Please watch the brief video before reading this blog—it makes my point far more convincingly than any argument could.
You’ve watched it? Good. Because the point I want to make is that people see what they want to see or are expecting to see. Our preconceived ideas shape how we interpret reality. Listen to any Republican talk show after a presidential debate and you will hear them say how their man trounced his Democratic opponent. Invariably, the same statements will also be made on the other side. The fact is that our paradigms determine how we perceive reality. If things don’t fit into our established norms, we don’t just fail to make the connections, we can be quite unaware of their existence.
The ramifications of this fact are immense. The most obvious implication is that we are only dimly aware of the world in which we live. Of course our accepted paradigm tells us that we are creatures of intelligence, able to reason our way to the truth of any matter. It’s a little lie we tell ourselves to make us sleep better at night.

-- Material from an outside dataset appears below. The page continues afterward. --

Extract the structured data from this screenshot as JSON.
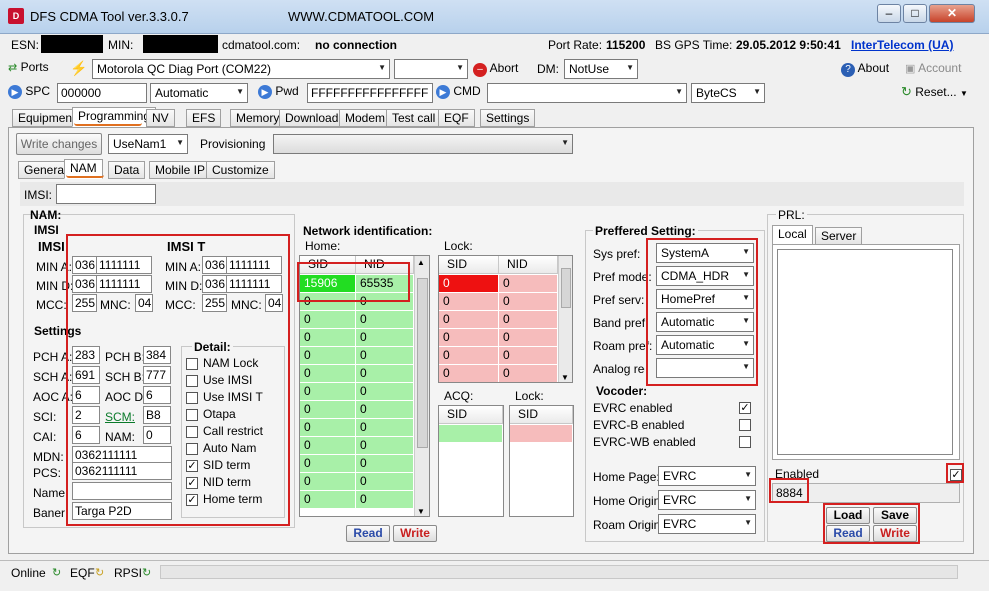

The solution to this disturbing lack of awareness, or at least the closest we can come to fixing the situation, is to develop as many paradigms as possible through which to see the world. Any one paradigm has us looking at life from a single angle, which does not give us an accurate view of reality. It is only when we can develop different approaches to viewing the world and layer them on top of each other that we can have a sophisticated view of things. It is the story of the blind men and the elephant. Each of them separately experiences something different, but together they can get a fair representation of what is in front of them.
The world of The Amazing Morse deals with such issues. It examines many of the prominent paradigms of the day and points out the non-reality of things we so often mistake to be the undeniable, solid as the earth beneath our feet truth. It is important to constantly question the assumptions that we make about the world we live in, perhaps most importantly because the assumptions we have are so often made by others, others who do not have our best interests at heart. The paradigms of our age were the better part created by political spinmeisters, advertising agencies, and monied interests. We don't like to believe that our opinions are anyone’s but our own, but as the video shows, it is sometimes quite easy to miss the obvious.
In an upcoming blog, I shall discuss the paradigms of our day, those "truths" that are so obvious as to be not worthy of debate or discussion.